Future Plans for Cavity Ring-Down Spectroscopy
The successful first deployment of the CRDS and seawater equilibrator system for real-time mapping of greenhouse-gas concentrations and fluxes on the U.S. Beaufort Shelf was an important step for the USGS Gas Hydrates Project. On the basis of lessons from the initial deployment, USGS engineer Emile Bergeron has constructed a smaller, more portable version of some system components, which will simplify operations in remote areas or from small open boats in lakes. Using multiple CRDSes or a switching system among several pumps, we may eventually measure methane at several depths within the water column nearly simultaneously, providing higher quality data than can be obtained from numerous discrete casts that commonly occur over periods of hours or longer.
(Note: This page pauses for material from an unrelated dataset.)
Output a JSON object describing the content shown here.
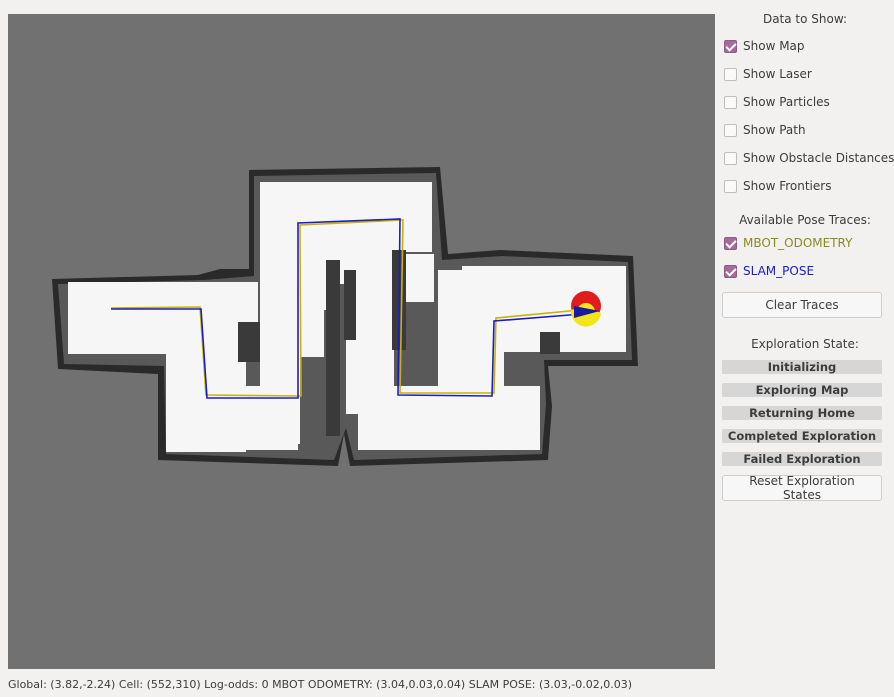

We are also collaborating with USGS marine geochemist Kevin Kroeger to measure lateral fluxes of dissolved greenhouse gases from salt marshes and plan to incorporate a CRDS that simultaneously measures the concentrations and carbon-isotopic compositions of methane and carbon dioxide. This instrument will be deployed in summer 2012 when we conduct a multidisciplinary survey across the Beaufort Shelf with support from the U.S. Department of Energy’s Methane Hydrate R&D Program. The potential applications of CRDS technology reach far beyond the USGS Gas Hydrates Project—collaborations are already developing within the USGS and with outside partners to deploy the instrument to support greenhouse-gas studies in terrestrial settings, wetlands, estuaries, and deepwater marine environments.
in this issue:
Real-Time Mapping of Methane Concentrations